Boost Social Media Success with These 3 Image Types
We all know that social media posts with images draw more attention than those without . . . does anyone even post anything without an image anymore?? But Sandra Beckwith reminds us that the type of social media image matters in this article where she talks about images with 1) quotes 2) Tips (tipographics) & 3) infographics.
A Year without Social Media as a Freelance Writer – Alexander Lewis
Okay . . . I have some opinions here! There’s no doubt that writers (really creators of any type) have a love / hate relationship with social media. On the one hand, (when done right) social media is a wonderful way to reach audiences, but we must acknowledge, on the other hand, that social media can be a huge time suck that keeps us from creating at all. Balance, my dear friends, is the key.
But I do admire anyone’s ability to cut social media out of their daily routine and then be honest about how it has affected the business side of their writing. (Now in all fairness this writer is a freelancer and a ghost writer . . . so not the typical book author. And there are a lot of articles out there about how large social media followings don’t translate into book sales but ARE an important part of engaging with your reader community.)
Can you live without social media?? YES, for sure! However, I think the better question is – how can I work better WITH social media (and keep my sanity)? Social media is not the enemy – unrealistic expectations and poor time management (habits) are the more likely culprits.

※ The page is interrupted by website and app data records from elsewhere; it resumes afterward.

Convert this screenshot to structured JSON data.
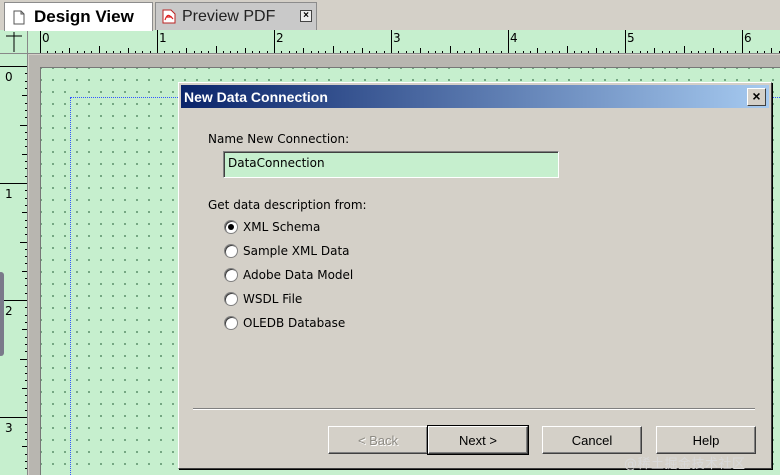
{
  "tabs": [
    {
      "label": "Design View",
      "icon": "document-icon",
      "active": true
    },
    {
      "label": "Preview PDF",
      "icon": "pdf-icon",
      "active": false,
      "close_label": "×"
    }
  ],
  "ruler": {
    "horizontal_labels": [
      "0",
      "1",
      "2",
      "3",
      "4",
      "5",
      "6"
    ],
    "vertical_labels": [
      "0",
      "1",
      "2",
      "3"
    ]
  },
  "dialog": {
    "title": "New Data Connection",
    "close_label": "×",
    "name_label": "Name New Connection:",
    "name_value": "DataConnection",
    "source_label": "Get data description from:",
    "options": [
      {
        "label": "XML Schema",
        "checked": true
      },
      {
        "label": "Sample XML Data",
        "checked": false
      },
      {
        "label": "Adobe Data Model",
        "checked": false
      },
      {
        "label": "WSDL File",
        "checked": false
      },
      {
        "label": "OLEDB Database",
        "checked": false
      }
    ],
    "buttons": {
      "back": "< Back",
      "next": "Next >",
      "cancel": "Cancel",
      "help": "Help"
    }
  },
  "watermark": "@稀土掘金技术社区",
  "colors": {
    "page_background": "#c6efce",
    "title_gradient_start": "#0a246a",
    "title_gradient_end": "#a6caf0",
    "dialog_face": "#d4d0c8"
  }
}
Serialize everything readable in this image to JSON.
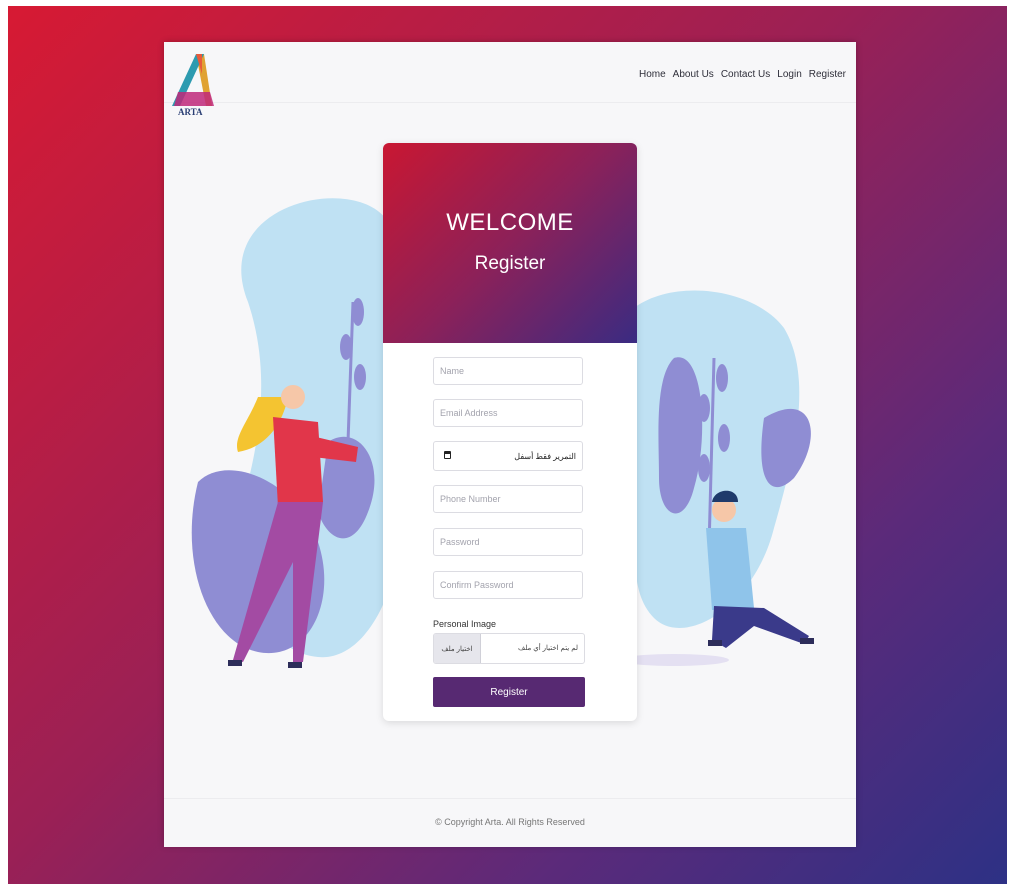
{
  "brand": {
    "logo_text": "ARTA"
  },
  "nav": {
    "items": [
      "Home",
      "About Us",
      "Contact Us",
      "Login",
      "Register"
    ]
  },
  "form": {
    "welcome": "WELCOME",
    "subtitle": "Register",
    "name_placeholder": "Name",
    "email_placeholder": "Email Address",
    "date_text": "التمرير فقط أسفل",
    "phone_placeholder": "Phone Number",
    "password_placeholder": "Password",
    "confirm_placeholder": "Confirm Password",
    "image_label": "Personal Image",
    "file_button": "اختيار ملف",
    "file_status": "لم يتم اختيار أي ملف",
    "submit_label": "Register"
  },
  "footer": {
    "copyright": "© Copyright Arta. All Rights Reserved"
  },
  "colors": {
    "gradient_start": "#d71a33",
    "gradient_end": "#2d3185",
    "button": "#572972",
    "blob": "#bfe1f3"
  }
}
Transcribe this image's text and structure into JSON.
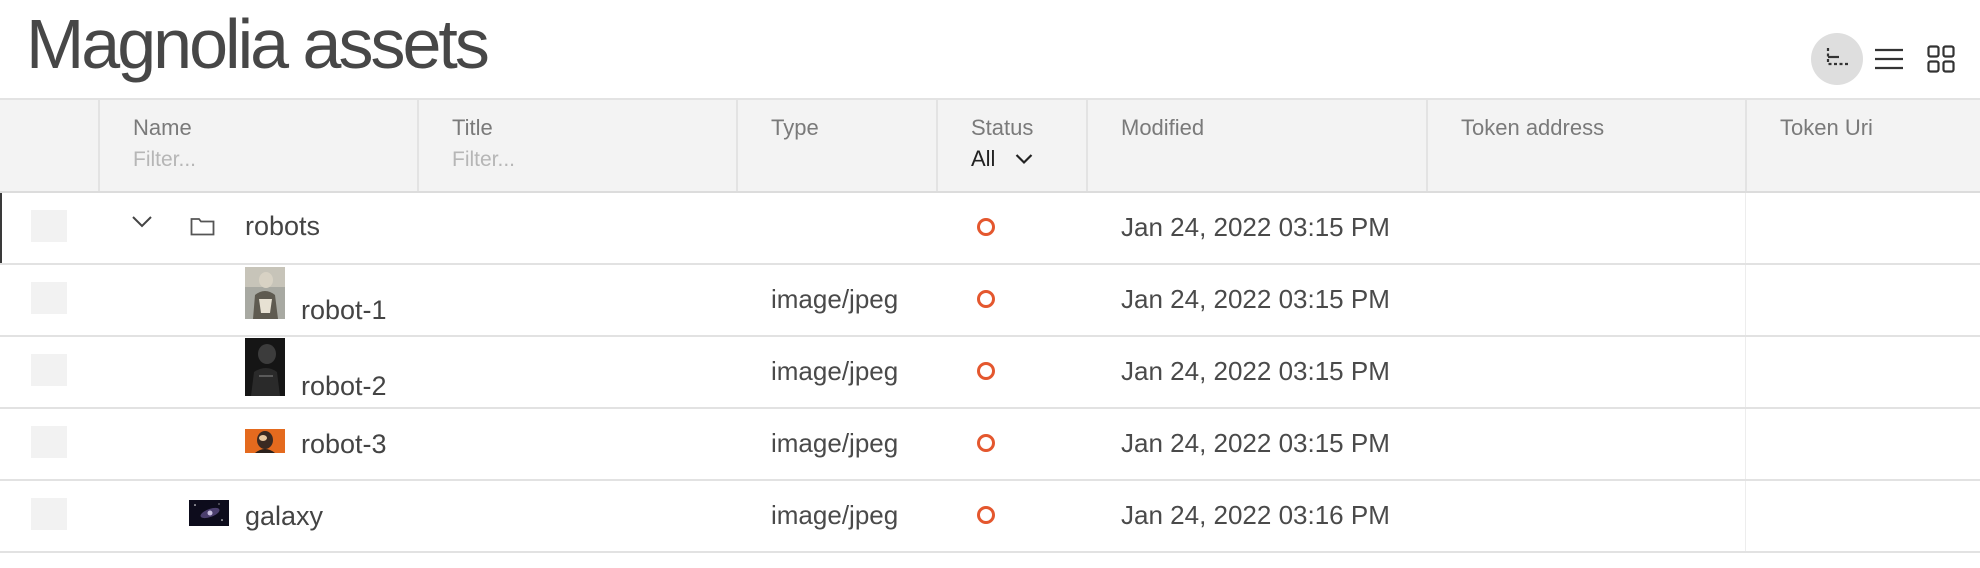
{
  "page": {
    "title": "Magnolia assets"
  },
  "view_switch": [
    {
      "name": "tree-view",
      "active": true
    },
    {
      "name": "list-view",
      "active": false
    },
    {
      "name": "thumbnail-view",
      "active": false
    }
  ],
  "columns": {
    "name": {
      "label": "Name",
      "filter_placeholder": "Filter..."
    },
    "title": {
      "label": "Title",
      "filter_placeholder": "Filter..."
    },
    "type": {
      "label": "Type"
    },
    "status": {
      "label": "Status",
      "selected": "All"
    },
    "modified": {
      "label": "Modified"
    },
    "token_address": {
      "label": "Token address"
    },
    "token_uri": {
      "label": "Token Uri"
    }
  },
  "rows": [
    {
      "name": "robots",
      "type": "",
      "modified": "Jan 24, 2022 03:15 PM",
      "kind": "folder",
      "expanded": true
    },
    {
      "name": "robot-1",
      "type": "image/jpeg",
      "modified": "Jan 24, 2022 03:15 PM",
      "kind": "image"
    },
    {
      "name": "robot-2",
      "type": "image/jpeg",
      "modified": "Jan 24, 2022 03:15 PM",
      "kind": "image"
    },
    {
      "name": "robot-3",
      "type": "image/jpeg",
      "modified": "Jan 24, 2022 03:15 PM",
      "kind": "image"
    },
    {
      "name": "galaxy",
      "type": "image/jpeg",
      "modified": "Jan 24, 2022 03:16 PM",
      "kind": "image"
    }
  ],
  "colors": {
    "status_dot": "#e4572e",
    "header_bg": "#f3f3f3"
  }
}
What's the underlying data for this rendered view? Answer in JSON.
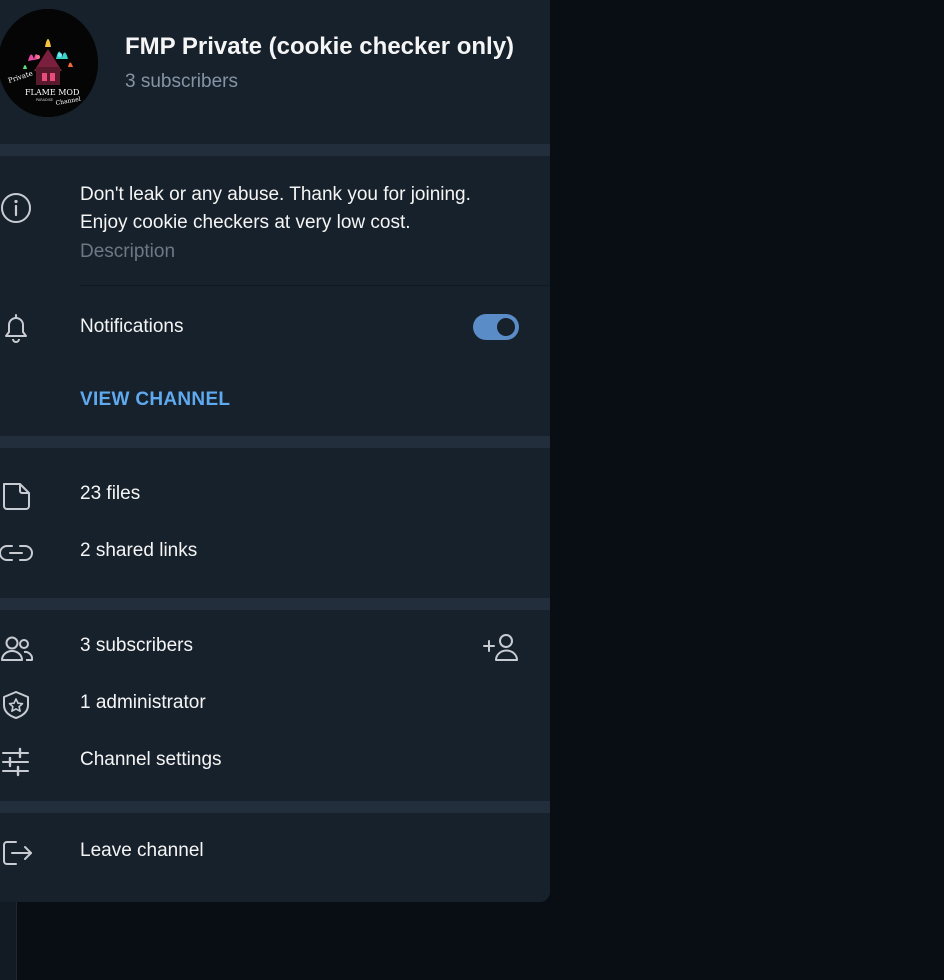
{
  "channel": {
    "name": "FMP Private (cookie checker only)",
    "subscribers_line": "3 subscribers",
    "avatar_icon": "flame-mod-channel-logo-icon",
    "avatar_text": [
      "Private",
      "FLAME MOD",
      "PARADISE",
      "Channel"
    ]
  },
  "about": {
    "description": "Don't leak or any abuse. Thank you for joining. Enjoy cookie checkers at very low cost.",
    "caption": "Description",
    "icon": "info-icon"
  },
  "notifications": {
    "label": "Notifications",
    "enabled": true,
    "icon": "bell-icon"
  },
  "view_channel_label": "VIEW CHANNEL",
  "media": [
    {
      "label": "23 files",
      "icon": "file-icon"
    },
    {
      "label": "2 shared links",
      "icon": "link-icon"
    }
  ],
  "management": {
    "subscribers": {
      "label": "3 subscribers",
      "icon": "users-icon",
      "action_icon": "add-user-icon"
    },
    "administrators": {
      "label": "1 administrator",
      "icon": "shield-star-icon"
    },
    "settings": {
      "label": "Channel settings",
      "icon": "sliders-icon"
    }
  },
  "leave": {
    "label": "Leave channel",
    "icon": "exit-icon"
  },
  "colors": {
    "panel": "#17212b",
    "backdrop": "#090d14",
    "accent": "#5fa9ee",
    "toggle": "#5a8dc8",
    "muted_text": "#8594a5"
  }
}
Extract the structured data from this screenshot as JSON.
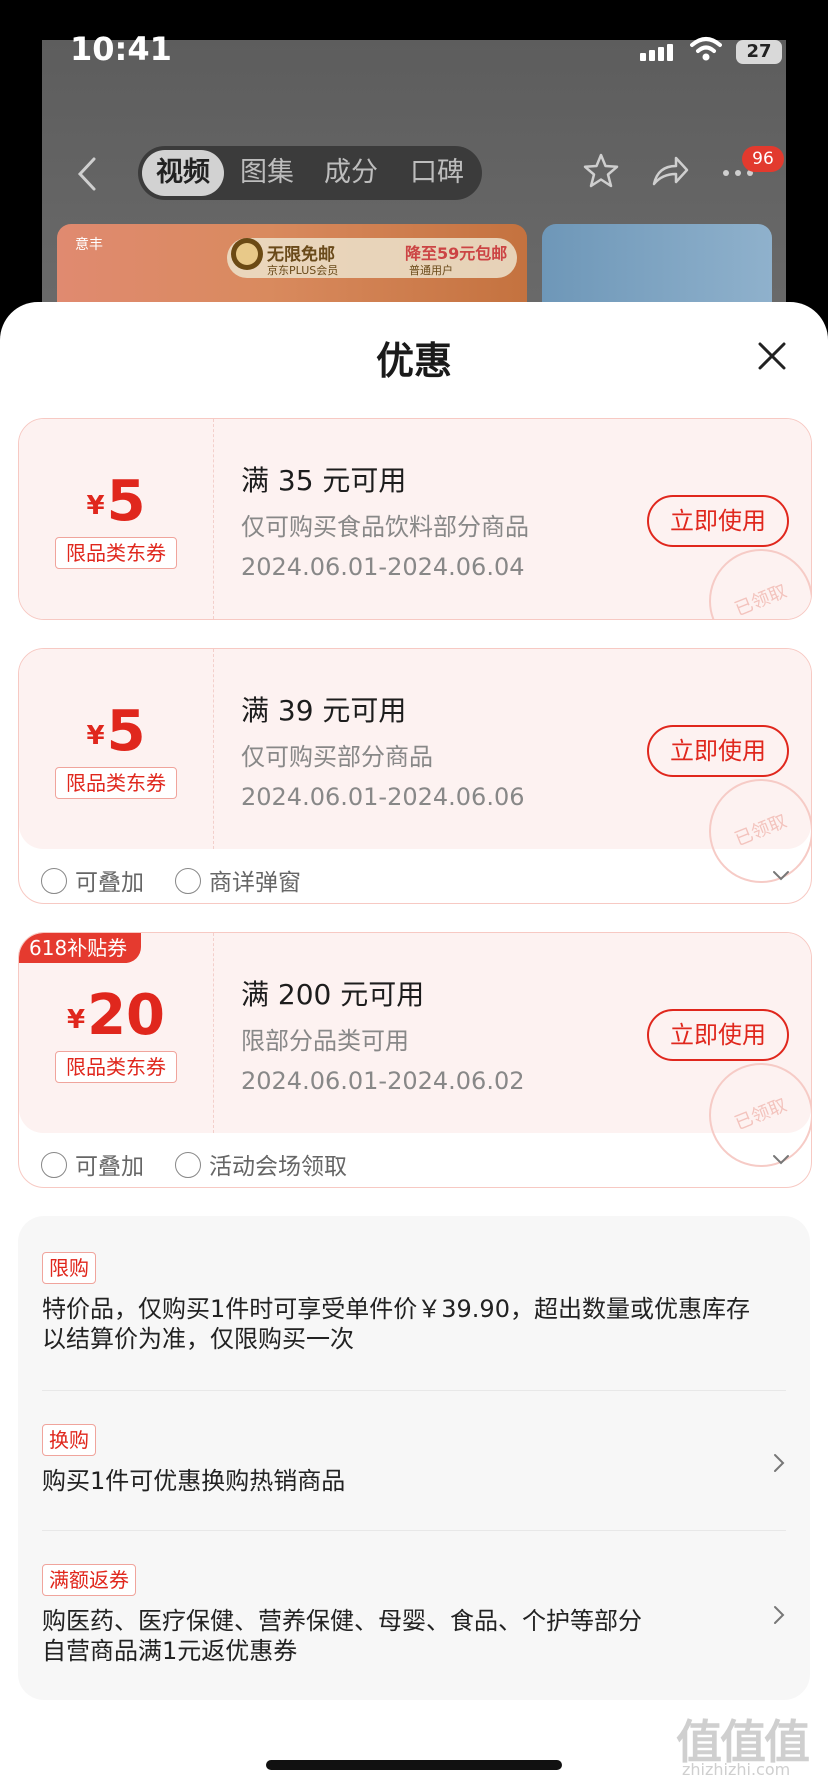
{
  "status": {
    "time": "10:41",
    "battery": "27"
  },
  "nav": {
    "tabs": [
      {
        "label": "视频",
        "active": true
      },
      {
        "label": "图集",
        "active": false
      },
      {
        "label": "成分",
        "active": false
      },
      {
        "label": "口碑",
        "active": false
      }
    ],
    "message_badge": "96"
  },
  "banner": {
    "brand": "意丰",
    "promo_title": "无限免邮",
    "promo_sub": "京东PLUS会员",
    "promo_right": "降至59元包邮",
    "promo_right_sub": "普通用户"
  },
  "sheet": {
    "title": "优惠"
  },
  "coupons": [
    {
      "currency": "¥",
      "amount": "5",
      "tag": "限品类东券",
      "condition": "满 35 元可用",
      "scope": "仅可购买食品饮料部分商品",
      "date": "2024.06.01-2024.06.04",
      "button": "立即使用",
      "stamp": "已领取"
    },
    {
      "currency": "¥",
      "amount": "5",
      "tag": "限品类东券",
      "condition": "满 39 元可用",
      "scope": "仅可购买部分商品",
      "date": "2024.06.01-2024.06.06",
      "button": "立即使用",
      "stamp": "已领取",
      "footer": {
        "stack": "可叠加",
        "source": "商详弹窗"
      }
    },
    {
      "badge": "618补贴券",
      "currency": "¥",
      "amount": "20",
      "tag": "限品类东券",
      "condition": "满 200 元可用",
      "scope": "限部分品类可用",
      "date": "2024.06.01-2024.06.02",
      "button": "立即使用",
      "stamp": "已领取",
      "footer": {
        "stack": "可叠加",
        "source": "活动会场领取"
      }
    }
  ],
  "promos": [
    {
      "tag": "限购",
      "text": "特价品，仅购买1件时可享受单件价￥39.90，超出数量或优惠库存以结算价为准，仅限购买一次"
    },
    {
      "tag": "换购",
      "text": "购买1件可优惠换购热销商品"
    },
    {
      "tag": "满额返券",
      "text": "购医药、医疗保健、营养保健、母婴、食品、个护等部分自营商品满1元返优惠券"
    }
  ],
  "watermark": {
    "logo": "值值值",
    "url": "zhizhizhi.com"
  }
}
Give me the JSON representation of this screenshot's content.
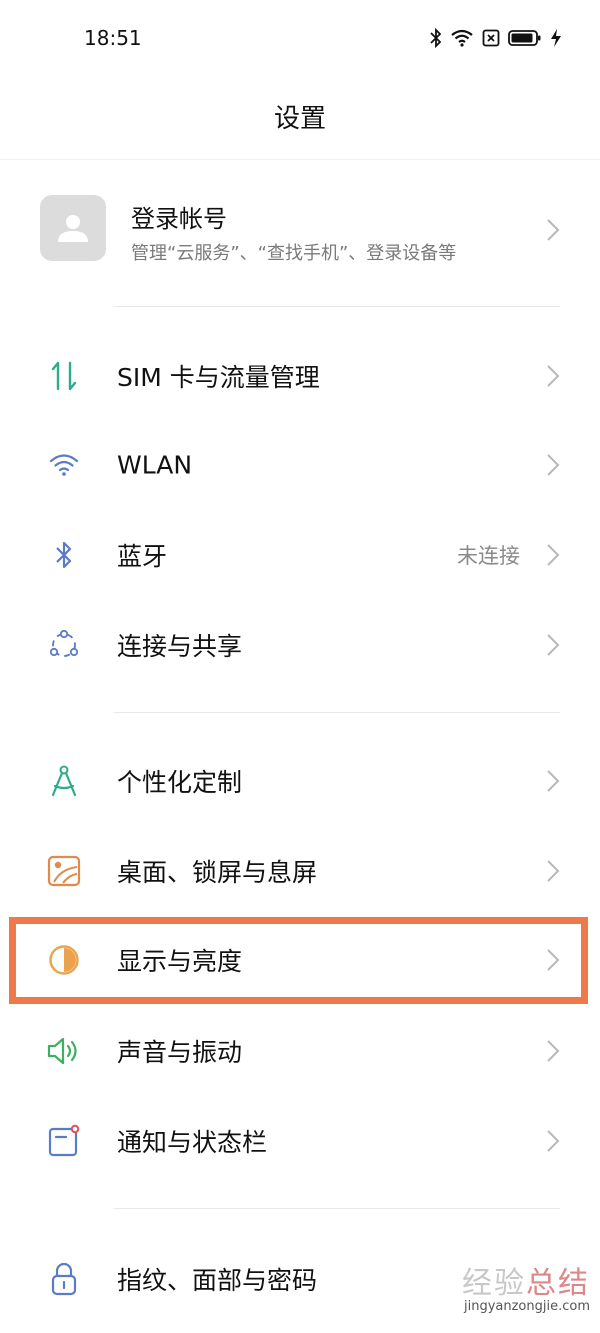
{
  "status_bar": {
    "time": "18:51"
  },
  "header": {
    "title": "设置"
  },
  "account": {
    "title": "登录帐号",
    "subtitle": "管理“云服务”、“查找手机”、登录设备等"
  },
  "items": [
    {
      "label": "SIM 卡与流量管理",
      "icon": "sim-data-icon",
      "value": ""
    },
    {
      "label": "WLAN",
      "icon": "wifi-icon",
      "value": ""
    },
    {
      "label": "蓝牙",
      "icon": "bluetooth-icon",
      "value": "未连接"
    },
    {
      "label": "连接与共享",
      "icon": "share-connection-icon",
      "value": ""
    },
    {
      "label": "个性化定制",
      "icon": "compass-icon",
      "value": ""
    },
    {
      "label": "桌面、锁屏与息屏",
      "icon": "wallpaper-icon",
      "value": ""
    },
    {
      "label": "显示与亮度",
      "icon": "brightness-icon",
      "value": ""
    },
    {
      "label": "声音与振动",
      "icon": "speaker-icon",
      "value": ""
    },
    {
      "label": "通知与状态栏",
      "icon": "notification-icon",
      "value": ""
    },
    {
      "label": "指纹、面部与密码",
      "icon": "lock-icon",
      "value": ""
    }
  ],
  "highlight_color": "#ee7a4a",
  "watermark": {
    "main_a": "经验",
    "main_b": "总结",
    "sub": "jingyanzongjie.com"
  }
}
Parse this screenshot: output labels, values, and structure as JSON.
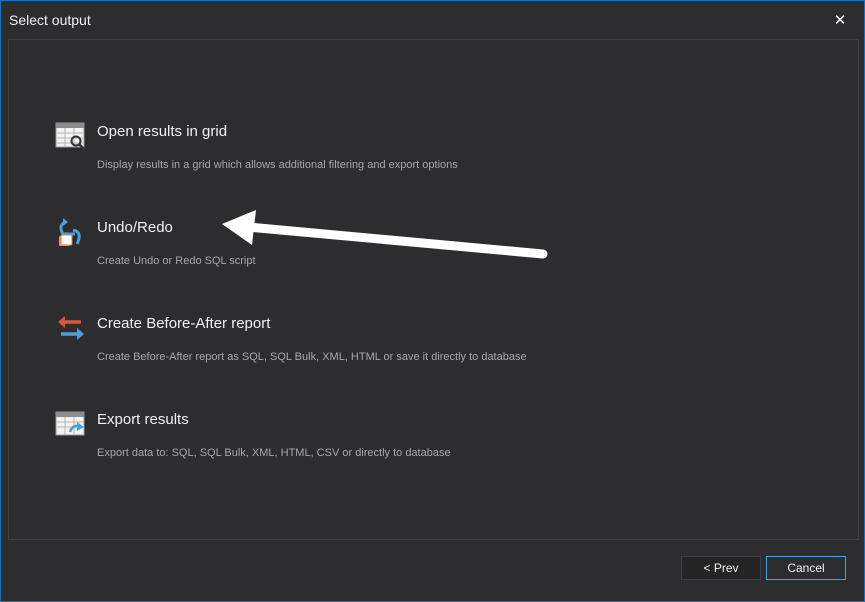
{
  "window": {
    "title": "Select output",
    "close_glyph": "✕"
  },
  "options": [
    {
      "label": "Open results in grid",
      "description": "Display results in a grid which allows additional filtering and export options",
      "icon": "grid-search-icon"
    },
    {
      "label": "Undo/Redo",
      "description": "Create Undo or Redo SQL script",
      "icon": "undo-redo-icon"
    },
    {
      "label": "Create Before-After report",
      "description": "Create Before-After report as SQL, SQL Bulk, XML, HTML or save it directly to database",
      "icon": "before-after-arrows-icon"
    },
    {
      "label": "Export results",
      "description": "Export data to: SQL, SQL Bulk, XML, HTML, CSV or directly to database",
      "icon": "export-grid-icon"
    }
  ],
  "footer": {
    "prev_label": "< Prev",
    "cancel_label": "Cancel"
  },
  "colors": {
    "background": "#2d2d30",
    "window_border": "#1e6fb5",
    "accent_blue": "#4a9fd8",
    "accent_orange": "#e07b39",
    "accent_red": "#d9573b"
  }
}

See if you agree -- full article here: https://www.janefriedman.com/a-year-without-social-media-as-a-freelance-writer/
Happy Writing (editing, marketing, and more!) - Valerie